TO DO: Please restate the data word for word.

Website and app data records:
%%

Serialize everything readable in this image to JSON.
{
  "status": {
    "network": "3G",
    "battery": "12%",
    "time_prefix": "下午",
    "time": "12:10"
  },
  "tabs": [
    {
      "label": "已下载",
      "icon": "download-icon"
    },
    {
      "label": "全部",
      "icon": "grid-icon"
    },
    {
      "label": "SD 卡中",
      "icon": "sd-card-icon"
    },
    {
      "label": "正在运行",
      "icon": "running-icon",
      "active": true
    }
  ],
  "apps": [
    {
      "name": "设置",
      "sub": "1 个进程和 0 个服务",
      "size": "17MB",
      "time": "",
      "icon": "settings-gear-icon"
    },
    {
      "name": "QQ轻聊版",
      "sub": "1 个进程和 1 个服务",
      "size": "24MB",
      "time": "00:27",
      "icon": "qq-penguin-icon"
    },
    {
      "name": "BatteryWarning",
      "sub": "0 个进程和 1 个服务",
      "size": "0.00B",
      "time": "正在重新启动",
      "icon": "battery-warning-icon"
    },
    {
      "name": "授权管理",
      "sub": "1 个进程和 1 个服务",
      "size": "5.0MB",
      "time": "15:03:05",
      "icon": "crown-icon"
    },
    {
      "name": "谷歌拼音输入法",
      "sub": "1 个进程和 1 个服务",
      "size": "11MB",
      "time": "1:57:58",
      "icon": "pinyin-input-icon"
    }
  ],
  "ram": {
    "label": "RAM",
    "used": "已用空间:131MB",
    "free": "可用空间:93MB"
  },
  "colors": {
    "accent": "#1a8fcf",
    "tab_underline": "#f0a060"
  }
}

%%

SOLUTION FOR THIS EXERCISE:
Serialize everything readable in this image to JSON.
{
  "status": {
    "network": "3G",
    "battery": "12%",
    "time_prefix": "下午",
    "time": "12:10"
  },
  "tabs": [
    {
      "label": "已下载",
      "icon": "download-icon"
    },
    {
      "label": "全部",
      "icon": "grid-icon"
    },
    {
      "label": "SD 卡中",
      "icon": "sd-card-icon"
    },
    {
      "label": "正在运行",
      "icon": "running-icon",
      "active": true
    }
  ],
  "apps": [
    {
      "name": "设置",
      "sub": "1 个进程和 0 个服务",
      "size": "17MB",
      "time": "",
      "icon": "settings-gear-icon"
    },
    {
      "name": "QQ轻聊版",
      "sub": "1 个进程和 1 个服务",
      "size": "24MB",
      "time": "00:27",
      "icon": "qq-penguin-icon"
    },
    {
      "name": "BatteryWarning",
      "sub": "0 个进程和 1 个服务",
      "size": "0.00B",
      "time": "正在重新启动",
      "icon": "battery-warning-icon"
    },
    {
      "name": "授权管理",
      "sub": "1 个进程和 1 个服务",
      "size": "5.0MB",
      "time": "15:03:05",
      "icon": "crown-icon"
    },
    {
      "name": "谷歌拼音输入法",
      "sub": "1 个进程和 1 个服务",
      "size": "11MB",
      "time": "1:57:58",
      "icon": "pinyin-input-icon"
    }
  ],
  "ram": {
    "label": "RAM",
    "used": "已用空间:131MB",
    "free": "可用空间:93MB"
  },
  "colors": {
    "accent": "#1a8fcf",
    "tab_underline": "#f0a060"
  }
}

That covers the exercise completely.